Mailgun is a SaaS that provides email services (both sending and receiving) through both conventional SMTP and RESTful APIs. Find more detail here.

In this post we will cover the SMTP option as it can be easily integrated with Postfix.

What’s Required

You would need the following:

  • A custom domain name, something like You also need to have admin access to your DNS provider.

  • A Mailgun account that allows you to send out mails using your custom domain name. Payment information is required when signing up but no charges will take place at the moment.

  • Admin privilege on a Linux box to set up Postfix server. Outbound internet access is required.

Onboarding Mailgun

Make sure you fill out payment information when signing up a new account on Mailgun. There’s no charge for small volume mail delivery but it’s a Mailgun requirement if you plan on delivering emails with your custom mail address like

Sign up on Mailgun

Mailgun provides multiple plans, the Flex Trial is essentially a pay-as-you-go option that works very well if you don’t need to deliver a large volume of emails everyday.

Flex Trial is pay-as-you-go

DNS Settings
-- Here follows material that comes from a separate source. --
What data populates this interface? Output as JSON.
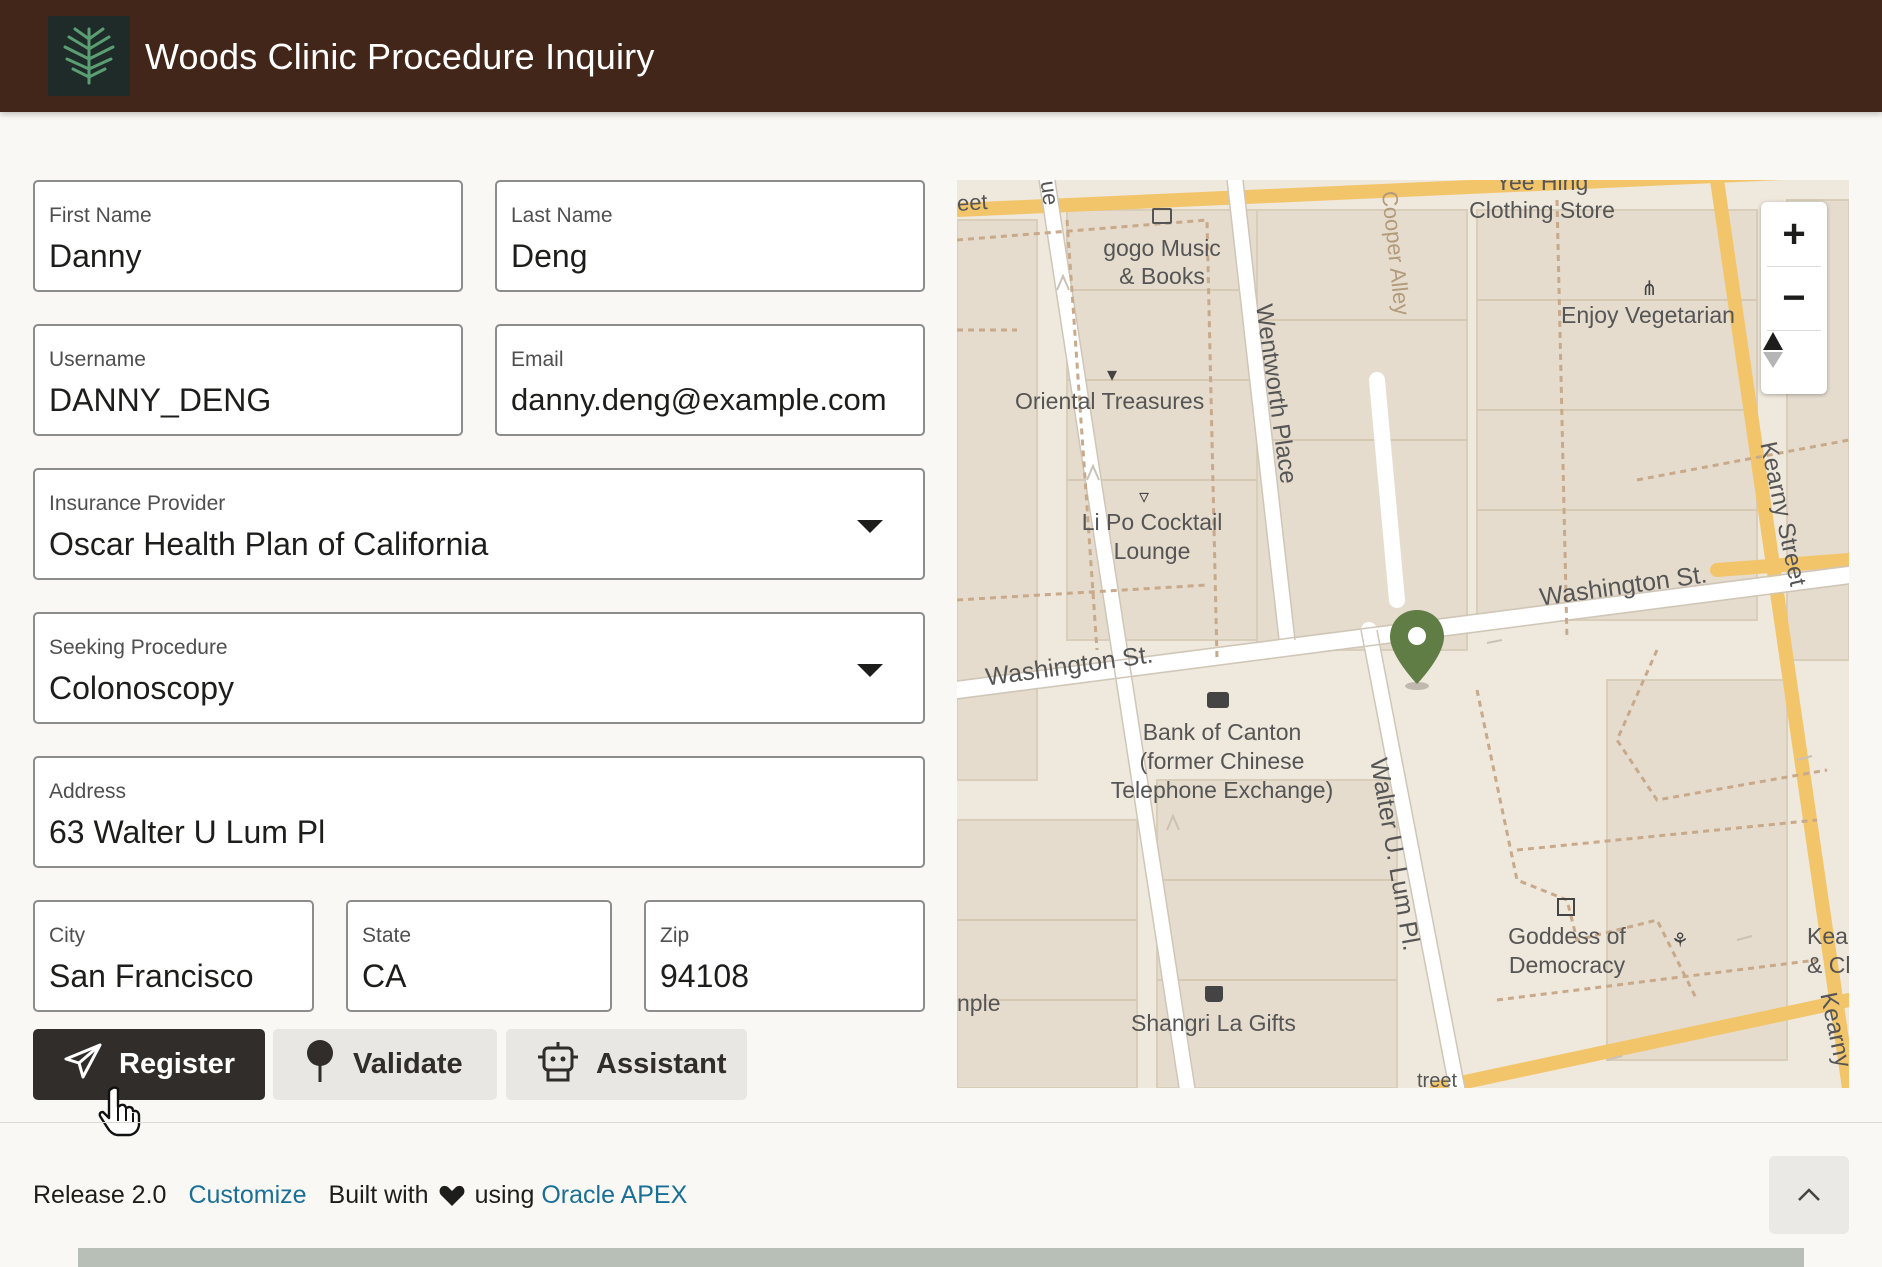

For Sending on Mailgun to work properly, you’ve got to update a few DNS settings. First, you’d have to add a subdomain to your domain for Mailgun MX. For example, I’ve added

Then you’d have to add a few TXT records on DNS.
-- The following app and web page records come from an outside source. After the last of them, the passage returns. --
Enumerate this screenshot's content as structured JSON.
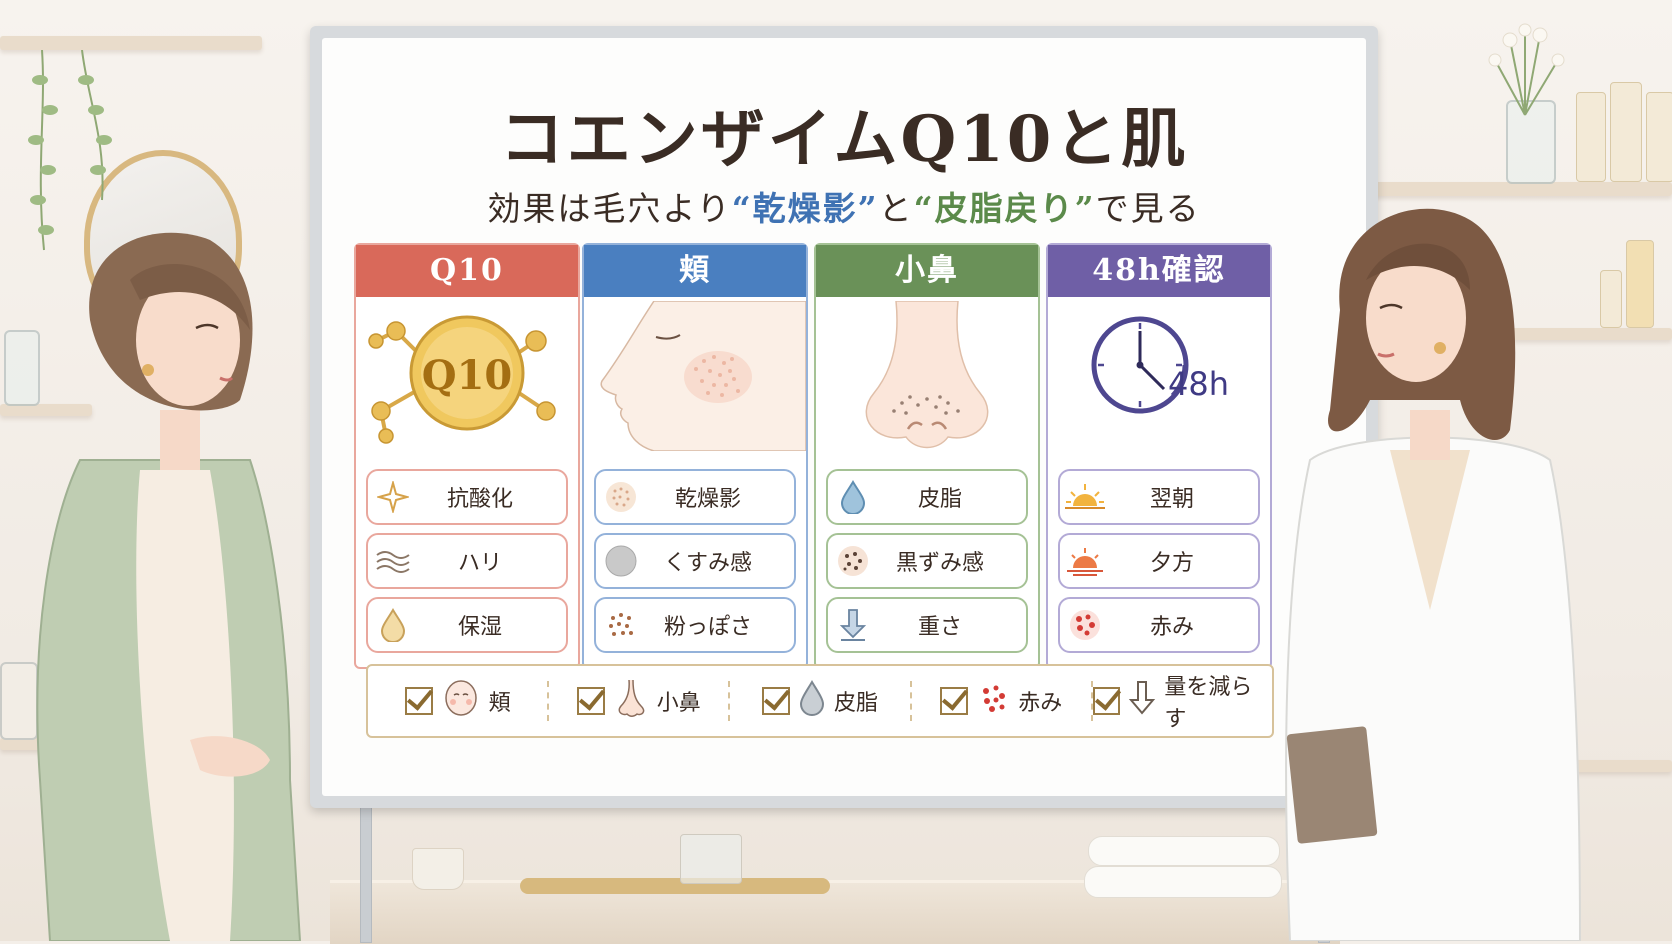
{
  "title": "コエンザイムQ10と肌",
  "subtitle": {
    "prefix": "効果は毛穴より",
    "term1": "“乾燥影”",
    "joiner": "と",
    "term2": "“皮脂戻り”",
    "suffix": "で見る"
  },
  "colors": {
    "q10": "#d9695a",
    "cheek": "#4a7fc0",
    "nose": "#6a9158",
    "check48": "#6f5fa6"
  },
  "cards": [
    {
      "id": "q10",
      "header": "Q10",
      "illustration": "q10-molecule",
      "badge": "Q10",
      "items": [
        {
          "label": "抗酸化",
          "icon": "sparkle-icon"
        },
        {
          "label": "ハリ",
          "icon": "wave-icon"
        },
        {
          "label": "保湿",
          "icon": "droplet-icon"
        }
      ]
    },
    {
      "id": "cheek",
      "header": "頬",
      "illustration": "face-profile",
      "items": [
        {
          "label": "乾燥影",
          "icon": "dry-dots-icon"
        },
        {
          "label": "くすみ感",
          "icon": "dull-circle-icon"
        },
        {
          "label": "粉っぽさ",
          "icon": "powder-dots-icon"
        }
      ]
    },
    {
      "id": "nose",
      "header": "小鼻",
      "illustration": "nose",
      "items": [
        {
          "label": "皮脂",
          "icon": "oil-drop-icon"
        },
        {
          "label": "黒ずみ感",
          "icon": "blackhead-dots-icon"
        },
        {
          "label": "重さ",
          "icon": "down-arrow-icon"
        }
      ]
    },
    {
      "id": "check48",
      "header": "48h確認",
      "illustration": "clock",
      "clock_label": "48h",
      "items": [
        {
          "label": "翌朝",
          "icon": "sunrise-icon"
        },
        {
          "label": "夕方",
          "icon": "sunset-icon"
        },
        {
          "label": "赤み",
          "icon": "redness-dots-icon"
        }
      ]
    }
  ],
  "checklist": [
    {
      "label": "頬",
      "icon": "face-icon"
    },
    {
      "label": "小鼻",
      "icon": "nose-icon"
    },
    {
      "label": "皮脂",
      "icon": "oil-drop-icon"
    },
    {
      "label": "赤み",
      "icon": "redness-dots-icon"
    },
    {
      "label": "量を減らす",
      "icon": "down-arrow-icon"
    }
  ]
}
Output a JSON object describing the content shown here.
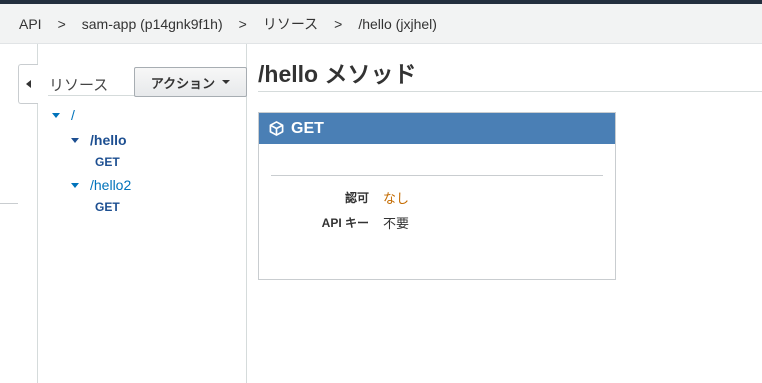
{
  "breadcrumb": {
    "items": [
      "API",
      "sam-app (p14gnk9f1h)",
      "リソース",
      "/hello (jxjhel)"
    ],
    "separator": ">"
  },
  "resources": {
    "title": "リソース",
    "actions_label": "アクション",
    "tree": {
      "root": {
        "path": "/"
      },
      "hello": {
        "path": "/hello",
        "method": "GET",
        "selected": true
      },
      "hello2": {
        "path": "/hello2",
        "method": "GET"
      }
    }
  },
  "main": {
    "title": "/hello メソッド",
    "method_box": {
      "method": "GET",
      "rows": [
        {
          "label": "認可",
          "value": "なし"
        },
        {
          "label": "API キー",
          "value": "不要"
        }
      ]
    }
  },
  "colors": {
    "accent_header": "#4a7fb5",
    "link_blue": "#0073bb",
    "link_orange": "#c46b00",
    "top_bar": "#232f3e"
  },
  "icons": {
    "collapse": "caret-left-icon",
    "method": "cube-icon",
    "tree_expand": "caret-down-icon"
  }
}
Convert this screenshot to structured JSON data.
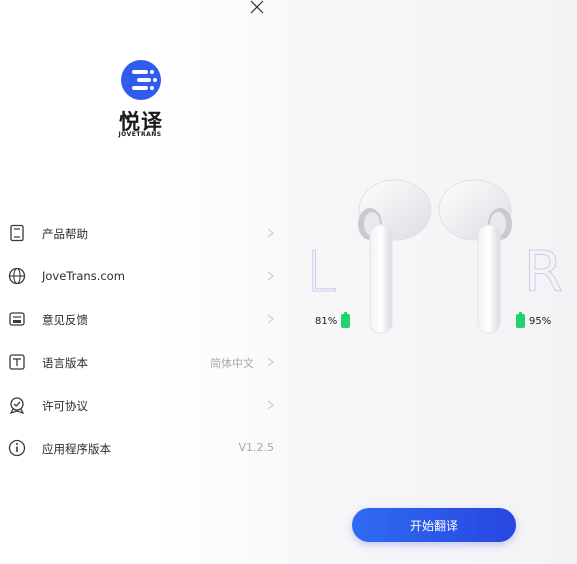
{
  "brand": {
    "name": "悦译",
    "subtitle": "JOVETRANS",
    "logo_color": "#2f5cf0"
  },
  "menu": {
    "items": [
      {
        "label": "产品帮助",
        "icon": "book-icon",
        "value": ""
      },
      {
        "label": "JoveTrans.com",
        "icon": "globe-icon",
        "value": ""
      },
      {
        "label": "意见反馈",
        "icon": "feedback-icon",
        "value": ""
      },
      {
        "label": "语言版本",
        "icon": "language-icon",
        "value": "简体中文"
      },
      {
        "label": "许可协议",
        "icon": "license-badge-icon",
        "value": ""
      },
      {
        "label": "应用程序版本",
        "icon": "info-icon",
        "value": "V1.2.5"
      }
    ]
  },
  "earbuds": {
    "left_letter": "L",
    "right_letter": "R",
    "left_battery": "81%",
    "right_battery": "95%",
    "battery_color": "#20d36a"
  },
  "actions": {
    "start_label": "开始翻译"
  }
}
Adding TXT records for sending emails

What About Receiving

Receiving and forwarding incoming mails is a premium feature on Mailgun that requires spending commitments.

I will write another post talking about using a free-of-charge mail forwading service. Stay tuned.

SMTP Credential

On Mailgun portal, under Settings/Domain Settings and click on SMTP credentials, you will be able to provision new SMTP credentials. The SMTP password will only show one time during user provisioning for security.

SMTP user credential and SMTP server detail

Which SMTP Port to Use

Short version: It depends on what your client can support.

Long version:

Mailgun indicates the following ports are open: 25, 587, and 465 (SSL/TLS)

Port 25 is not recommended because many enterprise firewalls deny it for security reasons.

Port 587 is the STARTTLS version. In short, client first initiates a plain TCP connection. When server advises that it supports STARTTLS, client will respond with STARTTLS and proceed with reconnecting to the same 587 port, this time with TLS handshake. The protocol is such that server will deny TLS handshakes in the first place if client did not complete an initial TCP session and ask for STARTTLS.

Port 465 is the “straight-in” SSL/TLS in that it deals with every session as TLS.


Postfix can be easily installed on almost any Linux distro. On Ubuntu, run:

sudo apt install libsasl2-modules postfix ;

Then create a file /etc/postfix/sasl/sasl_passwd_mailgun. Copy the following line into the file, replacing with your actual SMTP credential.



sudo postmap /etc/postfix/sasl/sasl_passwd_mailgun ;

If all went well, you have a new file as /etc/postfix/sasl/sasl_passwd_mailgun.db. It’s what Postfix will be reading from for Mailgun SMTP authentication.

Secure the passwords

Both sasl_passwd_mailgun and sasl_passwd_mailgun.db contain plain text of your app password, to secure the access, you need to:

sudo chown root:root /etc/postfix/sasl/sasl_passwd_mailgun /etc/postfix/sasl/sasl_passwd_mailgun.db ;
sudo chmod 0600 /etc/postfix/sasl/sasl_passwd_mailgun /etc/postfix/sasl/sasl_passwd_mailgun.db ;

Setting up

Postfix’s main configuration file is /etc/postfix/ See the following my own configuration for your reference.

  • myhostname indicates the hostname of the Postfix

  • mynetworks is the IP CIDRs that are allowed to relay mails through Postfix. It should only contain your local networks

  • smtp_sasl_password_maps is where the sasl_passwd file is located

  • relayhost is the server name and port. Replace it with[]:587

Edit the values respectively.

For security reason, do not expose Postfix service to anywhere outside of your trusted networks.

In the example above, I am allowing anonymous SMTP authentication from mynetworks. The argument can be made that attackers will be after more valuable targets than fiddling with Postfix relay service provided the local network is compromised.

Testing and Troubleshooting

When config file is done, reload Postfix configurations without having to restart the service:

sudo postfix reload ;

For SMTP testing, I personally like to use swaks, a purpose-built Perl script.

With swaks installed, it will be just a one-liner to send out a testing mail:

./swaks \
    --server <your-postfix-server-ip> \
    --port 25 \
    --from \
    --to \
    --h-Subject: "Hello world" \
    --body 'Testing some Mailgun awesomness!'

If you suspect something went wrong, go check the logs:

sudo tail -f /var/log/syslog ;
# and
sudo tail -f /var/log/mail.err ;

That’s it!

On a side note, there are lots of tweaks can be done on the Postfix end depending on what you need to achieve, but this simple guide should be able to get you started quickly.

Let me know if you have any questions or comments.